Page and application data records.
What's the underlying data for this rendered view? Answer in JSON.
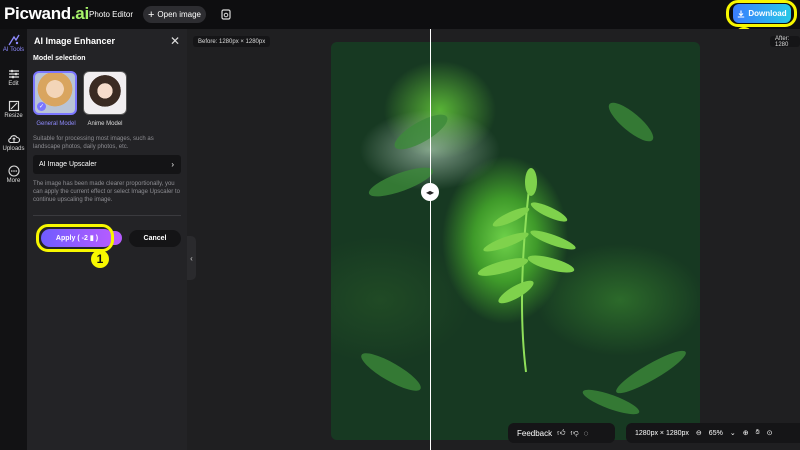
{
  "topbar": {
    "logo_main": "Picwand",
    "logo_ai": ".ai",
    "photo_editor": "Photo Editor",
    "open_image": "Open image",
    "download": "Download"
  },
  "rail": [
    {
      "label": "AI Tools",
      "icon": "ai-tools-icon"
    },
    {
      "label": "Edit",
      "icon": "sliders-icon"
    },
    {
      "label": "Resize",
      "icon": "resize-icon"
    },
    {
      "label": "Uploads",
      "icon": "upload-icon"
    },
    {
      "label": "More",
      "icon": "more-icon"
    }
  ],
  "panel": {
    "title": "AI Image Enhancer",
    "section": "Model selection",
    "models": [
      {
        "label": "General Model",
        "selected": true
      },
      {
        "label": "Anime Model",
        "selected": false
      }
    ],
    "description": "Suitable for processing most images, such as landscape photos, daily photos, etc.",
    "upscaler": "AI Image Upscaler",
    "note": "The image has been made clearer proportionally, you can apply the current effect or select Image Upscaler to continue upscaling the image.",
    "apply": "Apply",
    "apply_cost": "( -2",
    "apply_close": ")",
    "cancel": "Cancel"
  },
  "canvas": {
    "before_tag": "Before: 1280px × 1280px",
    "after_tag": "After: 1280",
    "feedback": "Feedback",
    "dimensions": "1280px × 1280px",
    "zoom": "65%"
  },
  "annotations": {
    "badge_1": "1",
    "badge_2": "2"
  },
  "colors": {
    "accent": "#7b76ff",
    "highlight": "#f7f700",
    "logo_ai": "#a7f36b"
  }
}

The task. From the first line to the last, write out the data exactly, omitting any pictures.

Task solution.
What's the underlying data for this rendered view? Answer in JSON.
{
  "topbar": {
    "logo_main": "Picwand",
    "logo_ai": ".ai",
    "photo_editor": "Photo Editor",
    "open_image": "Open image",
    "download": "Download"
  },
  "rail": [
    {
      "label": "AI Tools",
      "icon": "ai-tools-icon"
    },
    {
      "label": "Edit",
      "icon": "sliders-icon"
    },
    {
      "label": "Resize",
      "icon": "resize-icon"
    },
    {
      "label": "Uploads",
      "icon": "upload-icon"
    },
    {
      "label": "More",
      "icon": "more-icon"
    }
  ],
  "panel": {
    "title": "AI Image Enhancer",
    "section": "Model selection",
    "models": [
      {
        "label": "General Model",
        "selected": true
      },
      {
        "label": "Anime Model",
        "selected": false
      }
    ],
    "description": "Suitable for processing most images, such as landscape photos, daily photos, etc.",
    "upscaler": "AI Image Upscaler",
    "note": "The image has been made clearer proportionally, you can apply the current effect or select Image Upscaler to continue upscaling the image.",
    "apply": "Apply",
    "apply_cost": "( -2",
    "apply_close": ")",
    "cancel": "Cancel"
  },
  "canvas": {
    "before_tag": "Before: 1280px × 1280px",
    "after_tag": "After: 1280",
    "feedback": "Feedback",
    "dimensions": "1280px × 1280px",
    "zoom": "65%"
  },
  "annotations": {
    "badge_1": "1",
    "badge_2": "2"
  },
  "colors": {
    "accent": "#7b76ff",
    "highlight": "#f7f700",
    "logo_ai": "#a7f36b"
  }
}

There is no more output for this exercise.